Both perpetrator and victim of the climate and biodiversity crises, and producing an abundance of food that is wasted and unfairly distributed, our food system needs to be reimagined in a way that centres both ecological and social justice.
Agroecological farming continues to be promoted as a potential solution, but in order to build an agroecological food system, farming must be accompanied by distribution infrastructure that is appropriate in both scale and values.
Sustainable Food Hubs are well placed to provide such infrastructure: as gatekeepers of values and standards, they select what produce to supply; embedded in their communities, they can respond to local need. Going beyond simply providing short supply chain infrastructure, these hubs can help overcome barriers to establishing more, smaller, agroecological farms, and can integrate projects aimed at overcoming food insecurity and health inequalities. However, it is not easy to juggle the needs of the farmer, the eater, and the countless other people who are impacted by our food system.

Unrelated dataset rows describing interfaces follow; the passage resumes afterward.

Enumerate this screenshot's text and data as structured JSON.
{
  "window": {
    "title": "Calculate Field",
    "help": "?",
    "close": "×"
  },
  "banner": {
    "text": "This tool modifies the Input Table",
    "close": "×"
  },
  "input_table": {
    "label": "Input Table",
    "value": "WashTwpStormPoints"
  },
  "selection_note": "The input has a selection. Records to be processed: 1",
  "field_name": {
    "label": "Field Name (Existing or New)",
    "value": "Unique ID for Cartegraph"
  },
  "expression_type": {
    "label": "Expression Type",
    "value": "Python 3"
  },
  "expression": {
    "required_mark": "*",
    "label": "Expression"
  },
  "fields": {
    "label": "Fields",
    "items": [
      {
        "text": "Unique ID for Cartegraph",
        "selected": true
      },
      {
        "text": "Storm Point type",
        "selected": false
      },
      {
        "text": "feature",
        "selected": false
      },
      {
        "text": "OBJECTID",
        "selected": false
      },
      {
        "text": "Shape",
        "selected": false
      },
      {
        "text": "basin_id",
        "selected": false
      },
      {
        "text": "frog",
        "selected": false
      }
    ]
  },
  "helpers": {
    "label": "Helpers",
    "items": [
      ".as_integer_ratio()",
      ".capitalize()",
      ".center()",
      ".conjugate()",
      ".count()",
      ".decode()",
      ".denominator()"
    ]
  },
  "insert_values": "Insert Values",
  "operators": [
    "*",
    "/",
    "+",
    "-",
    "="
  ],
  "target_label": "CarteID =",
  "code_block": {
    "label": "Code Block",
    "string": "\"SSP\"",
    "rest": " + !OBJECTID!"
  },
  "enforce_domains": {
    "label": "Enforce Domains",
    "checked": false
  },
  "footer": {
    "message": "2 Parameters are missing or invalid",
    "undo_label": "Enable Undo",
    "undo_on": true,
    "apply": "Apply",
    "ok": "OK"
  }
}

This report looks at Sustainable Food Hubs and the fundamental role they could play in transitioning to a just, agroecological food system.